### Data for review

_ _ _ _ _

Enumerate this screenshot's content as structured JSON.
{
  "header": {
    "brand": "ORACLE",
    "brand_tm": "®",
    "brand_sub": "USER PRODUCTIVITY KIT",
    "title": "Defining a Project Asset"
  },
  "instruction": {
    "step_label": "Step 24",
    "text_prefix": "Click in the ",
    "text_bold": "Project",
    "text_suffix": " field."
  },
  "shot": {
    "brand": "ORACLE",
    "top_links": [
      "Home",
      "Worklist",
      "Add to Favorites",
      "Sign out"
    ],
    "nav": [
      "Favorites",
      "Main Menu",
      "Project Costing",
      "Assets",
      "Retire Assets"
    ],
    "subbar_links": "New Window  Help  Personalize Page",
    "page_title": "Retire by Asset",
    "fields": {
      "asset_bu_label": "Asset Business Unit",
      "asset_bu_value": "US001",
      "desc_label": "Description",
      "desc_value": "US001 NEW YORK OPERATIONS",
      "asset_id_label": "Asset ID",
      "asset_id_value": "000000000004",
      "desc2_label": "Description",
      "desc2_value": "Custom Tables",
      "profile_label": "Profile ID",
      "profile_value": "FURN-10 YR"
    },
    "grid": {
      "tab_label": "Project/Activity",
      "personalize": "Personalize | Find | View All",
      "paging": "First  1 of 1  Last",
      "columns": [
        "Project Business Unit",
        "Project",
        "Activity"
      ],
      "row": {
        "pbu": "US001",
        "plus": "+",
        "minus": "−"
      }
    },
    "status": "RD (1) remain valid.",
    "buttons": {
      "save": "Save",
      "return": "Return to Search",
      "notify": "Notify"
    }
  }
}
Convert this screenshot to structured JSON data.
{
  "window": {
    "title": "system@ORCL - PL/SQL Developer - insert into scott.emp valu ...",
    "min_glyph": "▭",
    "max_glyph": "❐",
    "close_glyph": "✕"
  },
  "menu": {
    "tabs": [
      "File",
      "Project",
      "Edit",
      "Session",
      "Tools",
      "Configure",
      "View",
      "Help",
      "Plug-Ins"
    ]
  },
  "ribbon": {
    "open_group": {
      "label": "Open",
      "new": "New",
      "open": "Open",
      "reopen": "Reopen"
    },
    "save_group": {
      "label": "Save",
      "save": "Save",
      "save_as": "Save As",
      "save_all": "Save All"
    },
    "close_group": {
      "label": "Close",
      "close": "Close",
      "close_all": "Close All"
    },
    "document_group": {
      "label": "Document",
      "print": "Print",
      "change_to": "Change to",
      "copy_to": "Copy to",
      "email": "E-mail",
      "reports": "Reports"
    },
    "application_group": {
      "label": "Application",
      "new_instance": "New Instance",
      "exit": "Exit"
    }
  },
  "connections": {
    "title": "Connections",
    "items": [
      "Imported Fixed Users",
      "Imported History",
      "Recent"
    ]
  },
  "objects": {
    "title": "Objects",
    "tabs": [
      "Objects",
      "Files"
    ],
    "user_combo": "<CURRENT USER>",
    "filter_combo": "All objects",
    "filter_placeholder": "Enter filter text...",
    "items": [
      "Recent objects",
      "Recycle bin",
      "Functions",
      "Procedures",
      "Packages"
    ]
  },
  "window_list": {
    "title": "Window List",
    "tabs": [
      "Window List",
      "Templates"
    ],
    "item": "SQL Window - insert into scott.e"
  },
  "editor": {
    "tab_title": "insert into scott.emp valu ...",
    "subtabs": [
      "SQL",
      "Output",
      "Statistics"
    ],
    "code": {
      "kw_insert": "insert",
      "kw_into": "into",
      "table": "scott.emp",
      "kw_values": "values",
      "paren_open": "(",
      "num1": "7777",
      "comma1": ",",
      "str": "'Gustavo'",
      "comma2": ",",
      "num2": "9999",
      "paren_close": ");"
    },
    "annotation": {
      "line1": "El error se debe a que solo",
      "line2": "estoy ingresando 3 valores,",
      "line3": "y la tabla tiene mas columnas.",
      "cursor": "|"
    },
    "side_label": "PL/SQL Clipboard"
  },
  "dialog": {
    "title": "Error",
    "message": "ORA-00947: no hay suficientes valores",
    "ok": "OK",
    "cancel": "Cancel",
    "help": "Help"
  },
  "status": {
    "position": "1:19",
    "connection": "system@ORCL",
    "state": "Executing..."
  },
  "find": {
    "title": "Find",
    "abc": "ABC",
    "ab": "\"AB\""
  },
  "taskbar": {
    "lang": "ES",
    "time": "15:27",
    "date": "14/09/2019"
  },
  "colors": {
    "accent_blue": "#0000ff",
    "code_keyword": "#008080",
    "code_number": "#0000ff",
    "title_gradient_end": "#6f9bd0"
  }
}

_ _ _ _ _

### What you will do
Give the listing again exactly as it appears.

### Result below
Enumerate this screenshot's content as structured JSON.
{
  "header": {
    "brand": "ORACLE",
    "brand_tm": "®",
    "brand_sub": "USER PRODUCTIVITY KIT",
    "title": "Defining a Project Asset"
  },
  "instruction": {
    "step_label": "Step 24",
    "text_prefix": "Click in the ",
    "text_bold": "Project",
    "text_suffix": " field."
  },
  "shot": {
    "brand": "ORACLE",
    "top_links": [
      "Home",
      "Worklist",
      "Add to Favorites",
      "Sign out"
    ],
    "nav": [
      "Favorites",
      "Main Menu",
      "Project Costing",
      "Assets",
      "Retire Assets"
    ],
    "subbar_links": "New Window  Help  Personalize Page",
    "page_title": "Retire by Asset",
    "fields": {
      "asset_bu_label": "Asset Business Unit",
      "asset_bu_value": "US001",
      "desc_label": "Description",
      "desc_value": "US001 NEW YORK OPERATIONS",
      "asset_id_label": "Asset ID",
      "asset_id_value": "000000000004",
      "desc2_label": "Description",
      "desc2_value": "Custom Tables",
      "profile_label": "Profile ID",
      "profile_value": "FURN-10 YR"
    },
    "grid": {
      "tab_label": "Project/Activity",
      "personalize": "Personalize | Find | View All",
      "paging": "First  1 of 1  Last",
      "columns": [
        "Project Business Unit",
        "Project",
        "Activity"
      ],
      "row": {
        "pbu": "US001",
        "plus": "+",
        "minus": "−"
      }
    },
    "status": "RD (1) remain valid.",
    "buttons": {
      "save": "Save",
      "return": "Return to Search",
      "notify": "Notify"
    }
  }
}
Convert this screenshot to structured JSON data.
{
  "window": {
    "title": "system@ORCL - PL/SQL Developer - insert into scott.emp valu ...",
    "min_glyph": "▭",
    "max_glyph": "❐",
    "close_glyph": "✕"
  },
  "menu": {
    "tabs": [
      "File",
      "Project",
      "Edit",
      "Session",
      "Tools",
      "Configure",
      "View",
      "Help",
      "Plug-Ins"
    ]
  },
  "ribbon": {
    "open_group": {
      "label": "Open",
      "new": "New",
      "open": "Open",
      "reopen": "Reopen"
    },
    "save_group": {
      "label": "Save",
      "save": "Save",
      "save_as": "Save As",
      "save_all": "Save All"
    },
    "close_group": {
      "label": "Close",
      "close": "Close",
      "close_all": "Close All"
    },
    "document_group": {
      "label": "Document",
      "print": "Print",
      "change_to": "Change to",
      "copy_to": "Copy to",
      "email": "E-mail",
      "reports": "Reports"
    },
    "application_group": {
      "label": "Application",
      "new_instance": "New Instance",
      "exit": "Exit"
    }
  },
  "connections": {
    "title": "Connections",
    "items": [
      "Imported Fixed Users",
      "Imported History",
      "Recent"
    ]
  },
  "objects": {
    "title": "Objects",
    "tabs": [
      "Objects",
      "Files"
    ],
    "user_combo": "<CURRENT USER>",
    "filter_combo": "All objects",
    "filter_placeholder": "Enter filter text...",
    "items": [
      "Recent objects",
      "Recycle bin",
      "Functions",
      "Procedures",
      "Packages"
    ]
  },
  "window_list": {
    "title": "Window List",
    "tabs": [
      "Window List",
      "Templates"
    ],
    "item": "SQL Window - insert into scott.e"
  },
  "editor": {
    "tab_title": "insert into scott.emp valu ...",
    "subtabs": [
      "SQL",
      "Output",
      "Statistics"
    ],
    "code": {
      "kw_insert": "insert",
      "kw_into": "into",
      "table": "scott.emp",
      "kw_values": "values",
      "paren_open": "(",
      "num1": "7777",
      "comma1": ",",
      "str": "'Gustavo'",
      "comma2": ",",
      "num2": "9999",
      "paren_close": ");"
    },
    "annotation": {
      "line1": "El error se debe a que solo",
      "line2": "estoy ingresando 3 valores,",
      "line3": "y la tabla tiene mas columnas.",
      "cursor": "|"
    },
    "side_label": "PL/SQL Clipboard"
  },
  "dialog": {
    "title": "Error",
    "message": "ORA-00947: no hay suficientes valores",
    "ok": "OK",
    "cancel": "Cancel",
    "help": "Help"
  },
  "status": {
    "position": "1:19",
    "connection": "system@ORCL",
    "state": "Executing..."
  },
  "find": {
    "title": "Find",
    "abc": "ABC",
    "ab": "\"AB\""
  },
  "taskbar": {
    "lang": "ES",
    "time": "15:27",
    "date": "14/09/2019"
  },
  "colors": {
    "accent_blue": "#0000ff",
    "code_keyword": "#008080",
    "code_number": "#0000ff",
    "title_gradient_end": "#6f9bd0"
  }
}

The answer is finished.